EXERCISE DESCRIPTION: Of the lines below, report only those that contain "remote".

++++ DATASET EXCERPTS

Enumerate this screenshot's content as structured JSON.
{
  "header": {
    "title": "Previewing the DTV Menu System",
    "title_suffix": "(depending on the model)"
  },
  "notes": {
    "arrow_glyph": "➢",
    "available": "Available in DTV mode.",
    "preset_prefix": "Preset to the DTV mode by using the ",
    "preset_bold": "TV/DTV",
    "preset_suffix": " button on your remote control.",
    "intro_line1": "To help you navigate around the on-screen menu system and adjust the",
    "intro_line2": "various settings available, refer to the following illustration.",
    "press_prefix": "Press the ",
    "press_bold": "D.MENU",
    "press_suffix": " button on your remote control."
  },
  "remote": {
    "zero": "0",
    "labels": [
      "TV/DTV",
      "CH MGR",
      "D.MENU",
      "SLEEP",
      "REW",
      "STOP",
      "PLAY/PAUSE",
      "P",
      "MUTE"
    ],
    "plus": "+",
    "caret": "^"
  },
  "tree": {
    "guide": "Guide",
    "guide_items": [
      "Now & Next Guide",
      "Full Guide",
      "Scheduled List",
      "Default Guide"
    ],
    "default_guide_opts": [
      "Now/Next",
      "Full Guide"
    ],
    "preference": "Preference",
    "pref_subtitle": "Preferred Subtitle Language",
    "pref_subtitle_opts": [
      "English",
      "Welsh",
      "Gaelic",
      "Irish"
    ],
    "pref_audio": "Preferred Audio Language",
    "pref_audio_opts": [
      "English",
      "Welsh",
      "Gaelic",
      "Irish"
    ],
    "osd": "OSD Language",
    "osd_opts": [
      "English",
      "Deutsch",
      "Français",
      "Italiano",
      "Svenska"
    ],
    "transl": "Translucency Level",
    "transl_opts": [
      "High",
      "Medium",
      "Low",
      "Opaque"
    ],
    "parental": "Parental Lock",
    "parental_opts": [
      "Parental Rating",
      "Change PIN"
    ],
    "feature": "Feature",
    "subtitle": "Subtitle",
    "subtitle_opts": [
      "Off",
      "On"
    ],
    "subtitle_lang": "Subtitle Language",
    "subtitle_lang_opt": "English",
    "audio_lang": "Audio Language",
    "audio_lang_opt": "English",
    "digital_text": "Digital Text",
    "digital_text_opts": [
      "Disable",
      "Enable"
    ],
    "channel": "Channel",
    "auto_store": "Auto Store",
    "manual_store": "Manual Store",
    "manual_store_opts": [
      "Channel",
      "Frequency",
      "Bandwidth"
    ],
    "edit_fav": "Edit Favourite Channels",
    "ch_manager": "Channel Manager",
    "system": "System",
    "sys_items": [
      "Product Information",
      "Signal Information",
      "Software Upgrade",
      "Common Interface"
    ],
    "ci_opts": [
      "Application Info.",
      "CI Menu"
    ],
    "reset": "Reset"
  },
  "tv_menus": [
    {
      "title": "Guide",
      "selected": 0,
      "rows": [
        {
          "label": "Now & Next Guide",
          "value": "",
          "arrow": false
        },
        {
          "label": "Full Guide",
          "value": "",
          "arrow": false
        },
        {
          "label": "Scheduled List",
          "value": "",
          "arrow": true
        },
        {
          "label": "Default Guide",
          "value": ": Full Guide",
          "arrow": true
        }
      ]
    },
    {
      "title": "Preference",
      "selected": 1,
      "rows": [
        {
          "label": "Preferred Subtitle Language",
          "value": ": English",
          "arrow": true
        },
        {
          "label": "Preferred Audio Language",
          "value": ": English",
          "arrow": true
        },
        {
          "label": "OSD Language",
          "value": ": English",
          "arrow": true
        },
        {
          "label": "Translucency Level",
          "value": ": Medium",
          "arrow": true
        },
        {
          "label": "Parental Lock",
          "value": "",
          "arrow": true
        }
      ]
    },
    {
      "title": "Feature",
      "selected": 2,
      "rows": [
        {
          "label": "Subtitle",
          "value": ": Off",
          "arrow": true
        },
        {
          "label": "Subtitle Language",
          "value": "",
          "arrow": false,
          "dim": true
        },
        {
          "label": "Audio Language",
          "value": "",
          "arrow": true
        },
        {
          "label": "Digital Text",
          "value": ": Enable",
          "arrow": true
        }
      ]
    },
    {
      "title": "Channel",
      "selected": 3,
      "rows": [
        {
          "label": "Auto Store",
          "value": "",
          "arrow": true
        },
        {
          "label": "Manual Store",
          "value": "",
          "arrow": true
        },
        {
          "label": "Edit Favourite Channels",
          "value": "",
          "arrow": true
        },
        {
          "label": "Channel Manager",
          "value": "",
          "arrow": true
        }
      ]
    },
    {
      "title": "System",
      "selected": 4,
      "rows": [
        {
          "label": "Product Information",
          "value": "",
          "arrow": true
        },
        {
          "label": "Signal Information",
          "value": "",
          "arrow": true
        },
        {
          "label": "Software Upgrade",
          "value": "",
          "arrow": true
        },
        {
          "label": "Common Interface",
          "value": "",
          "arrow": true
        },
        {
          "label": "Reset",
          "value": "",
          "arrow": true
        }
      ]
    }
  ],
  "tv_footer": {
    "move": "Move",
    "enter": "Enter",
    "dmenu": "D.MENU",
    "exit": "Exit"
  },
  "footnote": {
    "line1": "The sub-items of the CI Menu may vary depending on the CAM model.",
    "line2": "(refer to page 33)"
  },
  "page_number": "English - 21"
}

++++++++

COMPLETED EXERCISE:
    "preset_suffix": " button on your remote control.",
    "press_suffix": " button on your remote control."
  "remote": {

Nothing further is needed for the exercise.